(DATA EXCERPTS)
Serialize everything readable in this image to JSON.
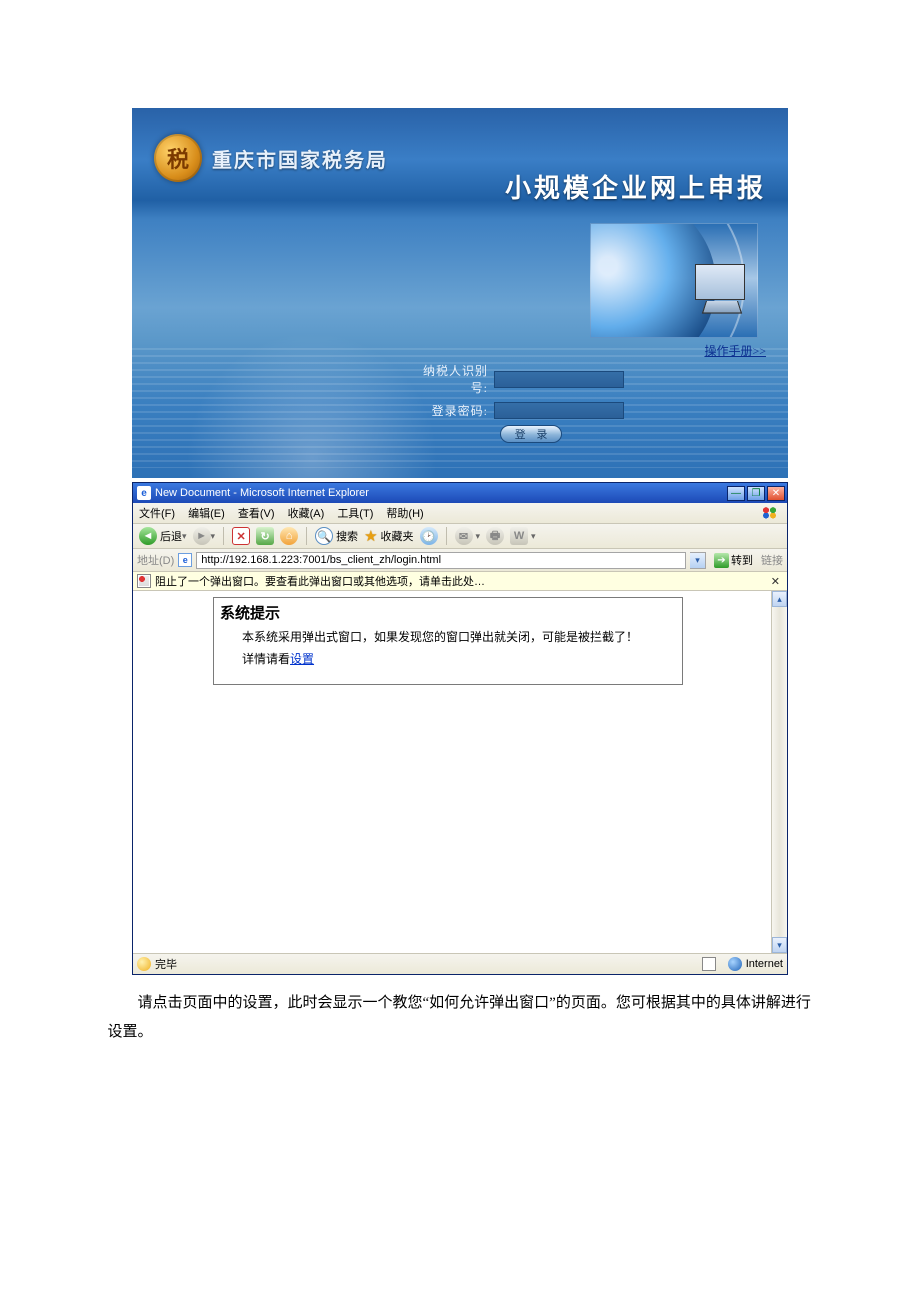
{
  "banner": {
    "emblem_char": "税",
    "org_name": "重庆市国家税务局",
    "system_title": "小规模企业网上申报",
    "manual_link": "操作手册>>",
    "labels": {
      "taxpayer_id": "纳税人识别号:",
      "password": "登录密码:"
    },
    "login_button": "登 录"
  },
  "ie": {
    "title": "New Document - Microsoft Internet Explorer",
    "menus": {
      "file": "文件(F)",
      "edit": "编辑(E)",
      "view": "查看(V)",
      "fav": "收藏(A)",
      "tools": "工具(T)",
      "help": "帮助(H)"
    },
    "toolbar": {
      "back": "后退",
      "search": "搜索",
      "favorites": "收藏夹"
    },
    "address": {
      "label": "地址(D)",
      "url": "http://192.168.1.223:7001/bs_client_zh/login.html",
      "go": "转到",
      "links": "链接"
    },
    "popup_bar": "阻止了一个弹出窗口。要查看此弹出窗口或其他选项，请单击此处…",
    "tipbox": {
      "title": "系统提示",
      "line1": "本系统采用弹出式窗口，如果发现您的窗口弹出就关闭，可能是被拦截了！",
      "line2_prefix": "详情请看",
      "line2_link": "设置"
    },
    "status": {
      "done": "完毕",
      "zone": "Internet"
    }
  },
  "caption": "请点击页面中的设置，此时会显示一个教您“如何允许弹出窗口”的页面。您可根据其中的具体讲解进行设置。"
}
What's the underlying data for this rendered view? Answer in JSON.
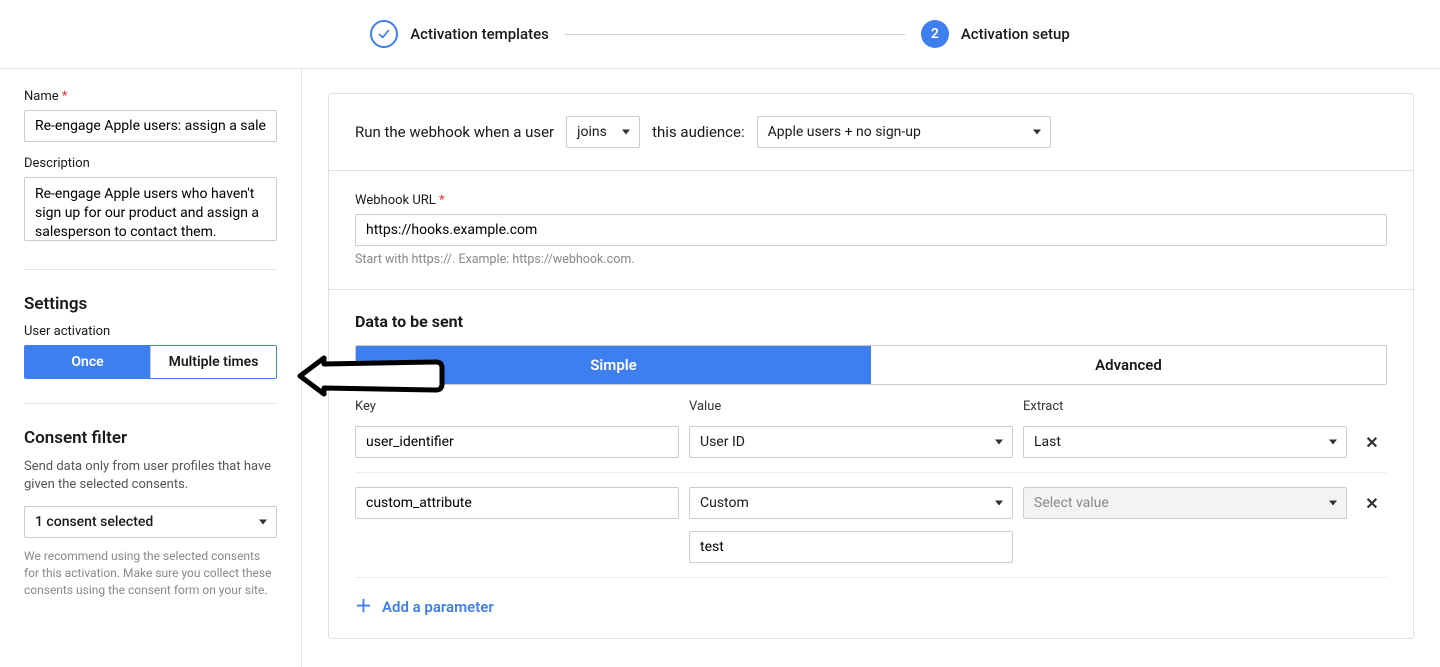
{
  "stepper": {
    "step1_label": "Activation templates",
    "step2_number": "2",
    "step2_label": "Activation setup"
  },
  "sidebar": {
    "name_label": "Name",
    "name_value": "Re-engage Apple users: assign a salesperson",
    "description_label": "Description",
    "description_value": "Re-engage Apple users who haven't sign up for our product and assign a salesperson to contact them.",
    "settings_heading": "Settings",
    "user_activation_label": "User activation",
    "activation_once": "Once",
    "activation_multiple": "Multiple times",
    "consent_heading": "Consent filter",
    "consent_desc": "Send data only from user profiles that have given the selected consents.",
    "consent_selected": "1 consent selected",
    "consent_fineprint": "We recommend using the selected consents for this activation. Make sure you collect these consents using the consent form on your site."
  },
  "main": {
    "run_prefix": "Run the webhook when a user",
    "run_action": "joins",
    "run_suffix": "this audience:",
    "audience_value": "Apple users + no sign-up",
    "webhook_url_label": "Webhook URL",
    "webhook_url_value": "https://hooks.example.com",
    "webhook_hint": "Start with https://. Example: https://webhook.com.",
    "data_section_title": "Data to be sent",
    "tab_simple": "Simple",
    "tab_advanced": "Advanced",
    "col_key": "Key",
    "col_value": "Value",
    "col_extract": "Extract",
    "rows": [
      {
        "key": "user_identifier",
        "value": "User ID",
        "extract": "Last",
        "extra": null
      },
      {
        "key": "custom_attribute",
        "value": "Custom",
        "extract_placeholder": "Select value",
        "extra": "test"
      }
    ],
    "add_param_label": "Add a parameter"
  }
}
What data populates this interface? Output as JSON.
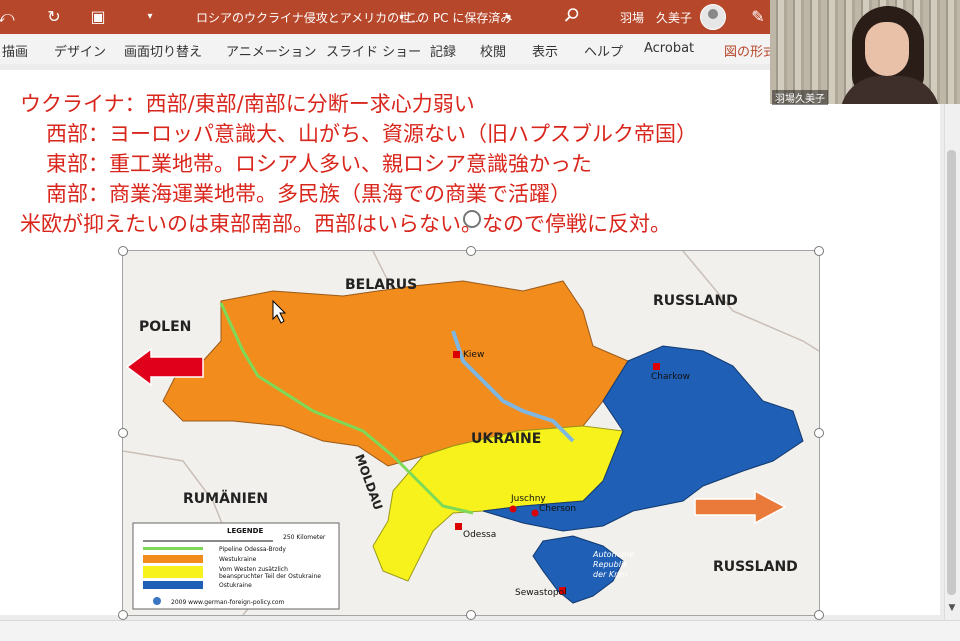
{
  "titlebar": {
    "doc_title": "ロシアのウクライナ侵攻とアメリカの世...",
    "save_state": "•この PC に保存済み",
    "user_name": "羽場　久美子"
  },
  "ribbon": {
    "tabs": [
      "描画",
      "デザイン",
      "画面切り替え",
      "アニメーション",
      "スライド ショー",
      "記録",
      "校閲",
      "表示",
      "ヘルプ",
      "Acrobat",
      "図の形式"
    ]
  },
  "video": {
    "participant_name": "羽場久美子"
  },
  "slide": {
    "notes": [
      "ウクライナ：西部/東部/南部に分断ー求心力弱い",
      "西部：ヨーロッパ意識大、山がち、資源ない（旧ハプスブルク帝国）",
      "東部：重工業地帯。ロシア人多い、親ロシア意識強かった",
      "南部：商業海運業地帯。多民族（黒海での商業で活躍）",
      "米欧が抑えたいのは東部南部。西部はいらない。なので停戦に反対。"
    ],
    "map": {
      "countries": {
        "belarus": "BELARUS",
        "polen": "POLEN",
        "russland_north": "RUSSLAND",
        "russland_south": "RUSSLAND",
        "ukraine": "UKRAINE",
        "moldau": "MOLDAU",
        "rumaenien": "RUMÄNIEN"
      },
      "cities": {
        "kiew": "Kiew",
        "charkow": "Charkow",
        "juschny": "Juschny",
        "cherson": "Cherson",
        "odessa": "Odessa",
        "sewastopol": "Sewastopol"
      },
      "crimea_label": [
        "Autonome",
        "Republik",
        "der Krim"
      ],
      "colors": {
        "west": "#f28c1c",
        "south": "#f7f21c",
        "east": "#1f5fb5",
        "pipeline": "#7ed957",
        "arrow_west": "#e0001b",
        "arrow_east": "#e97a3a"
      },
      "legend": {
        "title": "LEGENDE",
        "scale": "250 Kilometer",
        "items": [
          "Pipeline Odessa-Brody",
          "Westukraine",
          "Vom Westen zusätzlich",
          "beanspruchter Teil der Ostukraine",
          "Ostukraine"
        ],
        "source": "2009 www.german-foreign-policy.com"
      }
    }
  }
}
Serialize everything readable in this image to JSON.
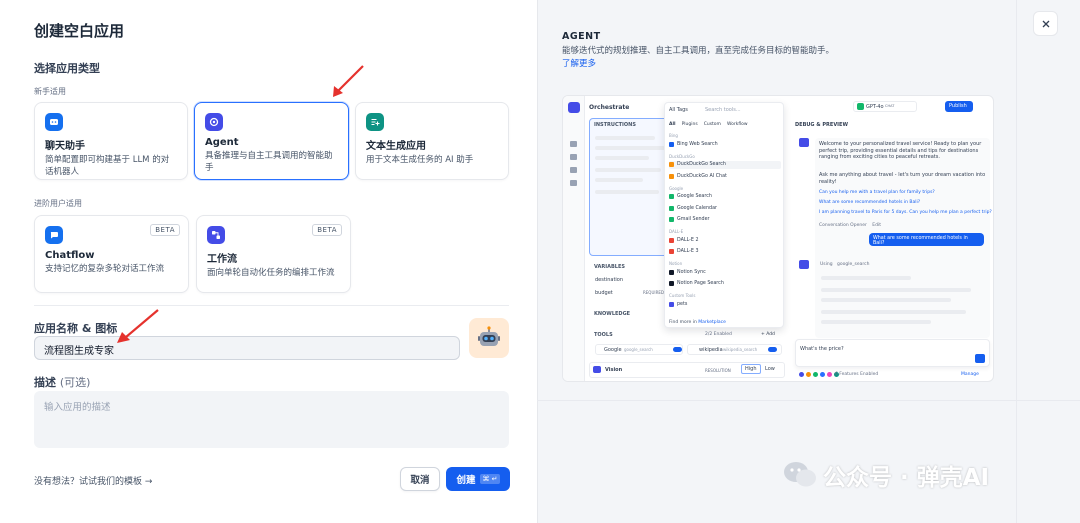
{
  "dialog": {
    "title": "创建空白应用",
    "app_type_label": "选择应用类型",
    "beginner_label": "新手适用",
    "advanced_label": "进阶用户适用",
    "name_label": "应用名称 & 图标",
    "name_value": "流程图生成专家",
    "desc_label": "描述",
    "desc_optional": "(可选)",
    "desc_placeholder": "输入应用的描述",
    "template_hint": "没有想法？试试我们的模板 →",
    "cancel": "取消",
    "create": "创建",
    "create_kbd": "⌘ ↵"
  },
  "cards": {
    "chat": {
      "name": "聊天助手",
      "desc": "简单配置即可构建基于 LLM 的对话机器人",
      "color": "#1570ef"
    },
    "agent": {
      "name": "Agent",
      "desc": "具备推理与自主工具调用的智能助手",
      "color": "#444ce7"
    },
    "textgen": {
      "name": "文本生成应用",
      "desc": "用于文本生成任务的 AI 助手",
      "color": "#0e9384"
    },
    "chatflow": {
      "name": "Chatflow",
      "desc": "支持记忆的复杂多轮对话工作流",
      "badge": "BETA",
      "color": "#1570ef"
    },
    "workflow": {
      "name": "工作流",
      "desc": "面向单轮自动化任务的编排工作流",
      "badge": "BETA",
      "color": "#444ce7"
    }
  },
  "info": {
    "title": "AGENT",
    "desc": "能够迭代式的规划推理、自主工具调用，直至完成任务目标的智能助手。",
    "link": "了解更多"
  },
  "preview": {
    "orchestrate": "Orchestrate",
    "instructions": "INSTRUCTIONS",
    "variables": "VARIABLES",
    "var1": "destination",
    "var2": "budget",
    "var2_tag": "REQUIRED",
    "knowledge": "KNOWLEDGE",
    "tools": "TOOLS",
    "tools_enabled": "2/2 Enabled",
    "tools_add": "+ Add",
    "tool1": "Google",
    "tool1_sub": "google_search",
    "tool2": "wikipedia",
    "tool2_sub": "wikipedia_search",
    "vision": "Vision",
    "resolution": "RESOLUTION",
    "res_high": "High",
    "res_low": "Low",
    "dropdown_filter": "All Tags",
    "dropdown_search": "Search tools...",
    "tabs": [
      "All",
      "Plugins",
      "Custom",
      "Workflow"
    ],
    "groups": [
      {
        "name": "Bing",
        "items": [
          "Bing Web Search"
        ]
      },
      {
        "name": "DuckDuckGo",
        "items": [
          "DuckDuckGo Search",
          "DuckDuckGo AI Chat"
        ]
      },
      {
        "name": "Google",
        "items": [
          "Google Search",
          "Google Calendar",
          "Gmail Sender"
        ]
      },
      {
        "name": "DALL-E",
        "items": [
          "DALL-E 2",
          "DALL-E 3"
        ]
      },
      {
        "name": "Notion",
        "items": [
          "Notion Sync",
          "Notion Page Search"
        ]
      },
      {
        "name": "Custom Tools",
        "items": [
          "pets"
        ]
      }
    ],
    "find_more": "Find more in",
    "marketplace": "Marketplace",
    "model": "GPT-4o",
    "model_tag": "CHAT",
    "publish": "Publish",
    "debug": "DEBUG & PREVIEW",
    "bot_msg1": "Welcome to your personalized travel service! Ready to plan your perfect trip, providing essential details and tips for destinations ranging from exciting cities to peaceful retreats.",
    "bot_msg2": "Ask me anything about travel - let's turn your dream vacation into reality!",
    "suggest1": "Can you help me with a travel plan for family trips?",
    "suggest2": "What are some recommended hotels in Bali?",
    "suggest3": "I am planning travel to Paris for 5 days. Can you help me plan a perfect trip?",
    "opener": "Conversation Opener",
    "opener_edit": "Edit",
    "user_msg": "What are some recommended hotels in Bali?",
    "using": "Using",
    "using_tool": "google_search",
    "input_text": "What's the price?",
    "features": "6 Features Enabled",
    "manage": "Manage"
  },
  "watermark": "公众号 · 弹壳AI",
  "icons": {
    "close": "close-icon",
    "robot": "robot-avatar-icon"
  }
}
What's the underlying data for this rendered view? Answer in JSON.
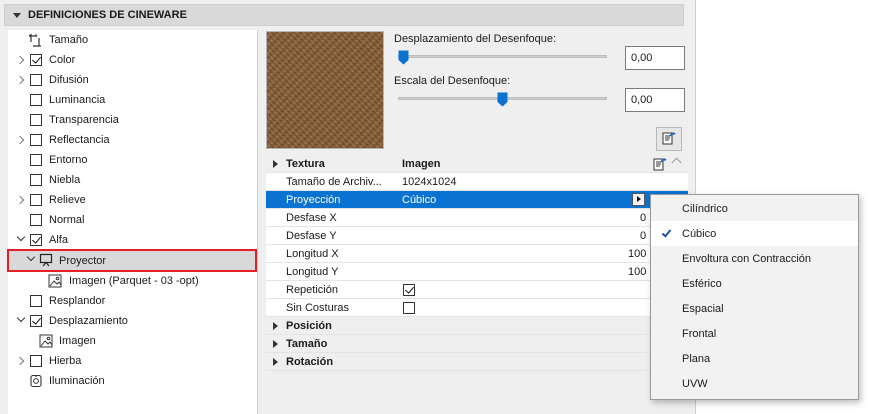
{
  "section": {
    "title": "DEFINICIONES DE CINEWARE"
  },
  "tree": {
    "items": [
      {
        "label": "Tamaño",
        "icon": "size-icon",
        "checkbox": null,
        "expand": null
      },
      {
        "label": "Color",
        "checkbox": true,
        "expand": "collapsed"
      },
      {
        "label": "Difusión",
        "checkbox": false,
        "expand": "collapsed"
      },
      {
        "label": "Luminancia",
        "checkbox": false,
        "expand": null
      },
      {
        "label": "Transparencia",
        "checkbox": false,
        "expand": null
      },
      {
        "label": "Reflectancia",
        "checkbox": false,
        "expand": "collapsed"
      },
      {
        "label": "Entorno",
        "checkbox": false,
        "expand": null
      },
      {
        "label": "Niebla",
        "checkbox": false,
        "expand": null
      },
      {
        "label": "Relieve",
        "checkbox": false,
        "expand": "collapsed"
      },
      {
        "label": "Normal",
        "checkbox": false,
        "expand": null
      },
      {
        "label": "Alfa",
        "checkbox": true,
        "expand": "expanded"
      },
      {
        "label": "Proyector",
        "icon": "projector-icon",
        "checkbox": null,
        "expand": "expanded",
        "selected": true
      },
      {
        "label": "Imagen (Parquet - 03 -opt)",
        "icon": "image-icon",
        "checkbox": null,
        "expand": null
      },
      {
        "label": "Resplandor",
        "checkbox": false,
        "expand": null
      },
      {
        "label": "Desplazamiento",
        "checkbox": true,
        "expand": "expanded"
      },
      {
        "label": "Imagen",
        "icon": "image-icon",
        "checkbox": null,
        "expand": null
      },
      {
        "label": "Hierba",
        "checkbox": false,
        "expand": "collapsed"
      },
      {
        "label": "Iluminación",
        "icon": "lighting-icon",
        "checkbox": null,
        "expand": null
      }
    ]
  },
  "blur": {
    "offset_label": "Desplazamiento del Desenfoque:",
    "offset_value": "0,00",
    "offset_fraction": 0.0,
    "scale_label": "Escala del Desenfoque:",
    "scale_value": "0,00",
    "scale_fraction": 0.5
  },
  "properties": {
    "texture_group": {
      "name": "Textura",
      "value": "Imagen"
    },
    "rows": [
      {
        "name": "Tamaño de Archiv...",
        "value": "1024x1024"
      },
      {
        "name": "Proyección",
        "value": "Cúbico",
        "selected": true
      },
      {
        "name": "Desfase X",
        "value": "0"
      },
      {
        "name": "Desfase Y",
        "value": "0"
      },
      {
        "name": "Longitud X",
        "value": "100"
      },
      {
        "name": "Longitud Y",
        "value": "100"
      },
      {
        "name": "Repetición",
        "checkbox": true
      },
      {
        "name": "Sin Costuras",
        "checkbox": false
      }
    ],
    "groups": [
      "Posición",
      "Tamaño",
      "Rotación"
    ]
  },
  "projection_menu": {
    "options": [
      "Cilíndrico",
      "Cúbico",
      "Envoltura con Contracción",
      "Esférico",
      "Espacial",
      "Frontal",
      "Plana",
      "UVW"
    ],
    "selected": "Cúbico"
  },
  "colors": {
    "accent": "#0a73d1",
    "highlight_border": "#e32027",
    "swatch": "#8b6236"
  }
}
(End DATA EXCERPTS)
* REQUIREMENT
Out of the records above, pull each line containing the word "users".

* WRITTEN ANSWER
    "name_value": "Re-engage Apple users: assign a salesperson",
    "description_value": "Re-engage Apple users who haven't sign up for our product and assign a salesperson to contact them.",
    "audience_value": "Apple users + no sign-up",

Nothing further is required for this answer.